PROVIDED RECORDS:
^^^^
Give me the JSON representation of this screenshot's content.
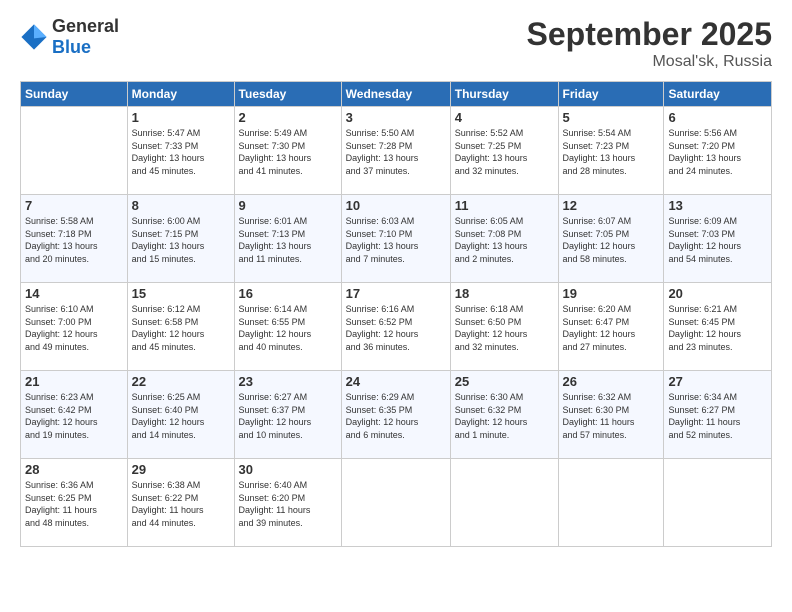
{
  "header": {
    "logo_general": "General",
    "logo_blue": "Blue",
    "month_title": "September 2025",
    "location": "Mosal'sk, Russia"
  },
  "days_of_week": [
    "Sunday",
    "Monday",
    "Tuesday",
    "Wednesday",
    "Thursday",
    "Friday",
    "Saturday"
  ],
  "weeks": [
    [
      {
        "day": "",
        "info": ""
      },
      {
        "day": "1",
        "info": "Sunrise: 5:47 AM\nSunset: 7:33 PM\nDaylight: 13 hours\nand 45 minutes."
      },
      {
        "day": "2",
        "info": "Sunrise: 5:49 AM\nSunset: 7:30 PM\nDaylight: 13 hours\nand 41 minutes."
      },
      {
        "day": "3",
        "info": "Sunrise: 5:50 AM\nSunset: 7:28 PM\nDaylight: 13 hours\nand 37 minutes."
      },
      {
        "day": "4",
        "info": "Sunrise: 5:52 AM\nSunset: 7:25 PM\nDaylight: 13 hours\nand 32 minutes."
      },
      {
        "day": "5",
        "info": "Sunrise: 5:54 AM\nSunset: 7:23 PM\nDaylight: 13 hours\nand 28 minutes."
      },
      {
        "day": "6",
        "info": "Sunrise: 5:56 AM\nSunset: 7:20 PM\nDaylight: 13 hours\nand 24 minutes."
      }
    ],
    [
      {
        "day": "7",
        "info": "Sunrise: 5:58 AM\nSunset: 7:18 PM\nDaylight: 13 hours\nand 20 minutes."
      },
      {
        "day": "8",
        "info": "Sunrise: 6:00 AM\nSunset: 7:15 PM\nDaylight: 13 hours\nand 15 minutes."
      },
      {
        "day": "9",
        "info": "Sunrise: 6:01 AM\nSunset: 7:13 PM\nDaylight: 13 hours\nand 11 minutes."
      },
      {
        "day": "10",
        "info": "Sunrise: 6:03 AM\nSunset: 7:10 PM\nDaylight: 13 hours\nand 7 minutes."
      },
      {
        "day": "11",
        "info": "Sunrise: 6:05 AM\nSunset: 7:08 PM\nDaylight: 13 hours\nand 2 minutes."
      },
      {
        "day": "12",
        "info": "Sunrise: 6:07 AM\nSunset: 7:05 PM\nDaylight: 12 hours\nand 58 minutes."
      },
      {
        "day": "13",
        "info": "Sunrise: 6:09 AM\nSunset: 7:03 PM\nDaylight: 12 hours\nand 54 minutes."
      }
    ],
    [
      {
        "day": "14",
        "info": "Sunrise: 6:10 AM\nSunset: 7:00 PM\nDaylight: 12 hours\nand 49 minutes."
      },
      {
        "day": "15",
        "info": "Sunrise: 6:12 AM\nSunset: 6:58 PM\nDaylight: 12 hours\nand 45 minutes."
      },
      {
        "day": "16",
        "info": "Sunrise: 6:14 AM\nSunset: 6:55 PM\nDaylight: 12 hours\nand 40 minutes."
      },
      {
        "day": "17",
        "info": "Sunrise: 6:16 AM\nSunset: 6:52 PM\nDaylight: 12 hours\nand 36 minutes."
      },
      {
        "day": "18",
        "info": "Sunrise: 6:18 AM\nSunset: 6:50 PM\nDaylight: 12 hours\nand 32 minutes."
      },
      {
        "day": "19",
        "info": "Sunrise: 6:20 AM\nSunset: 6:47 PM\nDaylight: 12 hours\nand 27 minutes."
      },
      {
        "day": "20",
        "info": "Sunrise: 6:21 AM\nSunset: 6:45 PM\nDaylight: 12 hours\nand 23 minutes."
      }
    ],
    [
      {
        "day": "21",
        "info": "Sunrise: 6:23 AM\nSunset: 6:42 PM\nDaylight: 12 hours\nand 19 minutes."
      },
      {
        "day": "22",
        "info": "Sunrise: 6:25 AM\nSunset: 6:40 PM\nDaylight: 12 hours\nand 14 minutes."
      },
      {
        "day": "23",
        "info": "Sunrise: 6:27 AM\nSunset: 6:37 PM\nDaylight: 12 hours\nand 10 minutes."
      },
      {
        "day": "24",
        "info": "Sunrise: 6:29 AM\nSunset: 6:35 PM\nDaylight: 12 hours\nand 6 minutes."
      },
      {
        "day": "25",
        "info": "Sunrise: 6:30 AM\nSunset: 6:32 PM\nDaylight: 12 hours\nand 1 minute."
      },
      {
        "day": "26",
        "info": "Sunrise: 6:32 AM\nSunset: 6:30 PM\nDaylight: 11 hours\nand 57 minutes."
      },
      {
        "day": "27",
        "info": "Sunrise: 6:34 AM\nSunset: 6:27 PM\nDaylight: 11 hours\nand 52 minutes."
      }
    ],
    [
      {
        "day": "28",
        "info": "Sunrise: 6:36 AM\nSunset: 6:25 PM\nDaylight: 11 hours\nand 48 minutes."
      },
      {
        "day": "29",
        "info": "Sunrise: 6:38 AM\nSunset: 6:22 PM\nDaylight: 11 hours\nand 44 minutes."
      },
      {
        "day": "30",
        "info": "Sunrise: 6:40 AM\nSunset: 6:20 PM\nDaylight: 11 hours\nand 39 minutes."
      },
      {
        "day": "",
        "info": ""
      },
      {
        "day": "",
        "info": ""
      },
      {
        "day": "",
        "info": ""
      },
      {
        "day": "",
        "info": ""
      }
    ]
  ]
}
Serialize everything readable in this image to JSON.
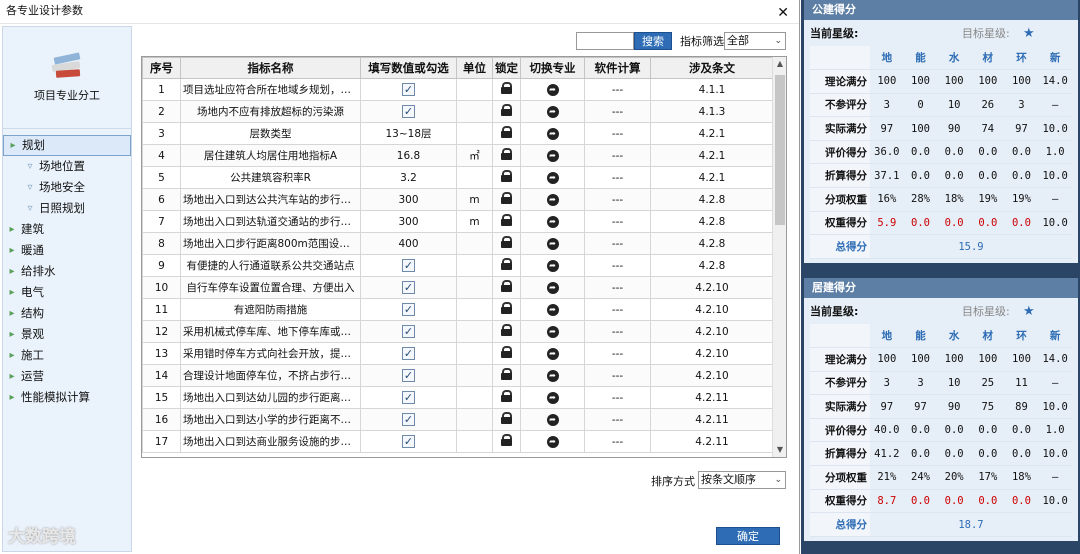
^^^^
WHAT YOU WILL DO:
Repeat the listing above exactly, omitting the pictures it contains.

THE COMPLETED TASK:
Give me the JSON representation of this screenshot's content.
{
  "header": {
    "logo_general": "General",
    "logo_blue": "Blue",
    "month_title": "September 2025",
    "location": "Mosal'sk, Russia"
  },
  "days_of_week": [
    "Sunday",
    "Monday",
    "Tuesday",
    "Wednesday",
    "Thursday",
    "Friday",
    "Saturday"
  ],
  "weeks": [
    [
      {
        "day": "",
        "info": ""
      },
      {
        "day": "1",
        "info": "Sunrise: 5:47 AM\nSunset: 7:33 PM\nDaylight: 13 hours\nand 45 minutes."
      },
      {
        "day": "2",
        "info": "Sunrise: 5:49 AM\nSunset: 7:30 PM\nDaylight: 13 hours\nand 41 minutes."
      },
      {
        "day": "3",
        "info": "Sunrise: 5:50 AM\nSunset: 7:28 PM\nDaylight: 13 hours\nand 37 minutes."
      },
      {
        "day": "4",
        "info": "Sunrise: 5:52 AM\nSunset: 7:25 PM\nDaylight: 13 hours\nand 32 minutes."
      },
      {
        "day": "5",
        "info": "Sunrise: 5:54 AM\nSunset: 7:23 PM\nDaylight: 13 hours\nand 28 minutes."
      },
      {
        "day": "6",
        "info": "Sunrise: 5:56 AM\nSunset: 7:20 PM\nDaylight: 13 hours\nand 24 minutes."
      }
    ],
    [
      {
        "day": "7",
        "info": "Sunrise: 5:58 AM\nSunset: 7:18 PM\nDaylight: 13 hours\nand 20 minutes."
      },
      {
        "day": "8",
        "info": "Sunrise: 6:00 AM\nSunset: 7:15 PM\nDaylight: 13 hours\nand 15 minutes."
      },
      {
        "day": "9",
        "info": "Sunrise: 6:01 AM\nSunset: 7:13 PM\nDaylight: 13 hours\nand 11 minutes."
      },
      {
        "day": "10",
        "info": "Sunrise: 6:03 AM\nSunset: 7:10 PM\nDaylight: 13 hours\nand 7 minutes."
      },
      {
        "day": "11",
        "info": "Sunrise: 6:05 AM\nSunset: 7:08 PM\nDaylight: 13 hours\nand 2 minutes."
      },
      {
        "day": "12",
        "info": "Sunrise: 6:07 AM\nSunset: 7:05 PM\nDaylight: 12 hours\nand 58 minutes."
      },
      {
        "day": "13",
        "info": "Sunrise: 6:09 AM\nSunset: 7:03 PM\nDaylight: 12 hours\nand 54 minutes."
      }
    ],
    [
      {
        "day": "14",
        "info": "Sunrise: 6:10 AM\nSunset: 7:00 PM\nDaylight: 12 hours\nand 49 minutes."
      },
      {
        "day": "15",
        "info": "Sunrise: 6:12 AM\nSunset: 6:58 PM\nDaylight: 12 hours\nand 45 minutes."
      },
      {
        "day": "16",
        "info": "Sunrise: 6:14 AM\nSunset: 6:55 PM\nDaylight: 12 hours\nand 40 minutes."
      },
      {
        "day": "17",
        "info": "Sunrise: 6:16 AM\nSunset: 6:52 PM\nDaylight: 12 hours\nand 36 minutes."
      },
      {
        "day": "18",
        "info": "Sunrise: 6:18 AM\nSunset: 6:50 PM\nDaylight: 12 hours\nand 32 minutes."
      },
      {
        "day": "19",
        "info": "Sunrise: 6:20 AM\nSunset: 6:47 PM\nDaylight: 12 hours\nand 27 minutes."
      },
      {
        "day": "20",
        "info": "Sunrise: 6:21 AM\nSunset: 6:45 PM\nDaylight: 12 hours\nand 23 minutes."
      }
    ],
    [
      {
        "day": "21",
        "info": "Sunrise: 6:23 AM\nSunset: 6:42 PM\nDaylight: 12 hours\nand 19 minutes."
      },
      {
        "day": "22",
        "info": "Sunrise: 6:25 AM\nSunset: 6:40 PM\nDaylight: 12 hours\nand 14 minutes."
      },
      {
        "day": "23",
        "info": "Sunrise: 6:27 AM\nSunset: 6:37 PM\nDaylight: 12 hours\nand 10 minutes."
      },
      {
        "day": "24",
        "info": "Sunrise: 6:29 AM\nSunset: 6:35 PM\nDaylight: 12 hours\nand 6 minutes."
      },
      {
        "day": "25",
        "info": "Sunrise: 6:30 AM\nSunset: 6:32 PM\nDaylight: 12 hours\nand 1 minute."
      },
      {
        "day": "26",
        "info": "Sunrise: 6:32 AM\nSunset: 6:30 PM\nDaylight: 11 hours\nand 57 minutes."
      },
      {
        "day": "27",
        "info": "Sunrise: 6:34 AM\nSunset: 6:27 PM\nDaylight: 11 hours\nand 52 minutes."
      }
    ],
    [
      {
        "day": "28",
        "info": "Sunrise: 6:36 AM\nSunset: 6:25 PM\nDaylight: 11 hours\nand 48 minutes."
      },
      {
        "day": "29",
        "info": "Sunrise: 6:38 AM\nSunset: 6:22 PM\nDaylight: 11 hours\nand 44 minutes."
      },
      {
        "day": "30",
        "info": "Sunrise: 6:40 AM\nSunset: 6:20 PM\nDaylight: 11 hours\nand 39 minutes."
      },
      {
        "day": "",
        "info": ""
      },
      {
        "day": "",
        "info": ""
      },
      {
        "day": "",
        "info": ""
      },
      {
        "day": "",
        "info": ""
      }
    ]
  ]
}
Serialize everything readable in this image to JSON.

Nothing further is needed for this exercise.